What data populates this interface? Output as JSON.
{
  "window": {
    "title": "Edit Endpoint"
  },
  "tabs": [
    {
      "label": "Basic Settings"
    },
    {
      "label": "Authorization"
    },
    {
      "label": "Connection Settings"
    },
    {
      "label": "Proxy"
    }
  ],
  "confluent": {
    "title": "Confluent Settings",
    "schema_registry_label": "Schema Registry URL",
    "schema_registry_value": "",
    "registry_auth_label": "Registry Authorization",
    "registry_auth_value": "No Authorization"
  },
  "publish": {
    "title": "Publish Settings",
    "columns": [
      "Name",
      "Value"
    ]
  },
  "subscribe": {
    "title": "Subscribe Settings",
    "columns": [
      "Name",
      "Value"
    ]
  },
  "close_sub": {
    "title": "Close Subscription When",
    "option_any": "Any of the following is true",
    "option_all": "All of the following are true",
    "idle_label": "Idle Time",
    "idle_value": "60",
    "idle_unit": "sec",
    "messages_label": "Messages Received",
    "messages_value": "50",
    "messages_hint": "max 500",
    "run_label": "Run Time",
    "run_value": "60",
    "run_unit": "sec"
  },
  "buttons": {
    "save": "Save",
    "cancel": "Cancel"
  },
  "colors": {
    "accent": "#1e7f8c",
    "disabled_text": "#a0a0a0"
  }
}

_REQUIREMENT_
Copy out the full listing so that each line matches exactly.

_THE ANSWER_
What data populates this interface? Output as JSON.
{
  "window": {
    "title": "Edit Endpoint"
  },
  "tabs": [
    {
      "label": "Basic Settings"
    },
    {
      "label": "Authorization"
    },
    {
      "label": "Connection Settings"
    },
    {
      "label": "Proxy"
    }
  ],
  "confluent": {
    "title": "Confluent Settings",
    "schema_registry_label": "Schema Registry URL",
    "schema_registry_value": "",
    "registry_auth_label": "Registry Authorization",
    "registry_auth_value": "No Authorization"
  },
  "publish": {
    "title": "Publish Settings",
    "columns": [
      "Name",
      "Value"
    ]
  },
  "subscribe": {
    "title": "Subscribe Settings",
    "columns": [
      "Name",
      "Value"
    ]
  },
  "close_sub": {
    "title": "Close Subscription When",
    "option_any": "Any of the following is true",
    "option_all": "All of the following are true",
    "idle_label": "Idle Time",
    "idle_value": "60",
    "idle_unit": "sec",
    "messages_label": "Messages Received",
    "messages_value": "50",
    "messages_hint": "max 500",
    "run_label": "Run Time",
    "run_value": "60",
    "run_unit": "sec"
  },
  "buttons": {
    "save": "Save",
    "cancel": "Cancel"
  },
  "colors": {
    "accent": "#1e7f8c",
    "disabled_text": "#a0a0a0"
  }
}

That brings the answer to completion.